*What to work on*. Where does the string "Your" occur in the records below? Copy every line that holds it.

Provided entries Start Marker

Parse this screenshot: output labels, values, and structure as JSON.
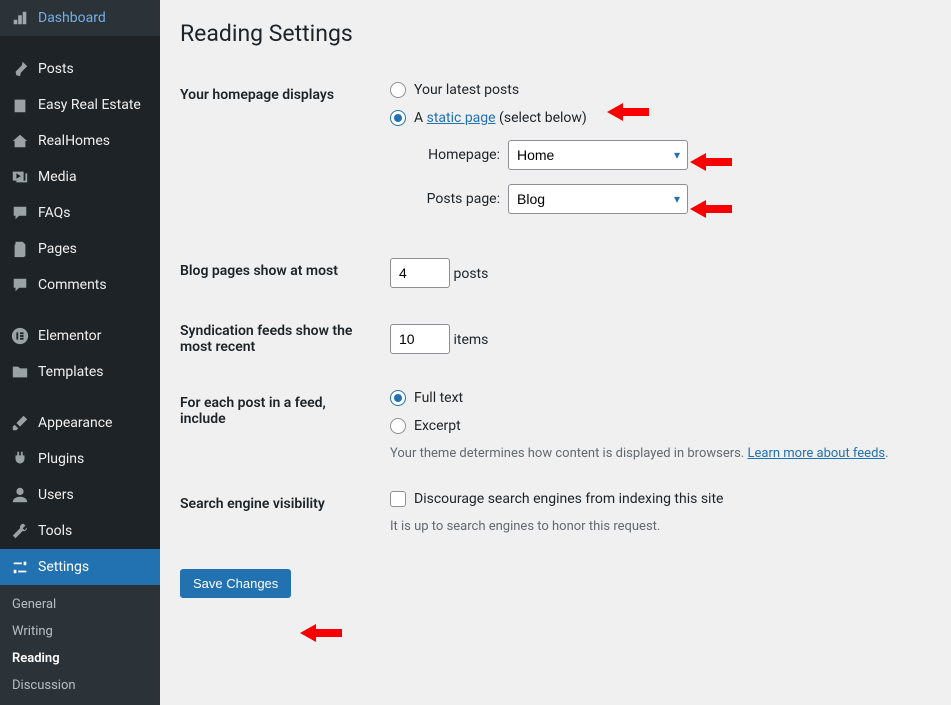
{
  "sidebar": {
    "items": [
      {
        "label": "Dashboard"
      },
      {
        "label": "Posts"
      },
      {
        "label": "Easy Real Estate"
      },
      {
        "label": "RealHomes"
      },
      {
        "label": "Media"
      },
      {
        "label": "FAQs"
      },
      {
        "label": "Pages"
      },
      {
        "label": "Comments"
      },
      {
        "label": "Elementor"
      },
      {
        "label": "Templates"
      },
      {
        "label": "Appearance"
      },
      {
        "label": "Plugins"
      },
      {
        "label": "Users"
      },
      {
        "label": "Tools"
      },
      {
        "label": "Settings"
      }
    ],
    "submenu": {
      "items": [
        {
          "label": "General"
        },
        {
          "label": "Writing"
        },
        {
          "label": "Reading"
        },
        {
          "label": "Discussion"
        }
      ]
    }
  },
  "page": {
    "title": "Reading Settings",
    "homepage_displays": {
      "label": "Your homepage displays",
      "option_latest": "Your latest posts",
      "option_static_prefix": "A ",
      "option_static_link": "static page",
      "option_static_suffix": " (select below)",
      "homepage_label": "Homepage:",
      "homepage_value": "Home",
      "postspage_label": "Posts page:",
      "postspage_value": "Blog"
    },
    "blog_pages": {
      "label": "Blog pages show at most",
      "value": "4",
      "suffix": "posts"
    },
    "syndication": {
      "label": "Syndication feeds show the most recent",
      "value": "10",
      "suffix": "items"
    },
    "feed_include": {
      "label": "For each post in a feed, include",
      "option_full": "Full text",
      "option_excerpt": "Excerpt",
      "desc_prefix": "Your theme determines how content is displayed in browsers. ",
      "desc_link": "Learn more about feeds",
      "desc_suffix": "."
    },
    "search_visibility": {
      "label": "Search engine visibility",
      "checkbox_label": "Discourage search engines from indexing this site",
      "desc": "It is up to search engines to honor this request."
    },
    "save_button": "Save Changes"
  }
}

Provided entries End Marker

*Answer space*.
      "label": "Your homepage displays",
      "option_latest": "Your latest posts",
      "desc_prefix": "Your theme determines how content is displayed in browsers. ",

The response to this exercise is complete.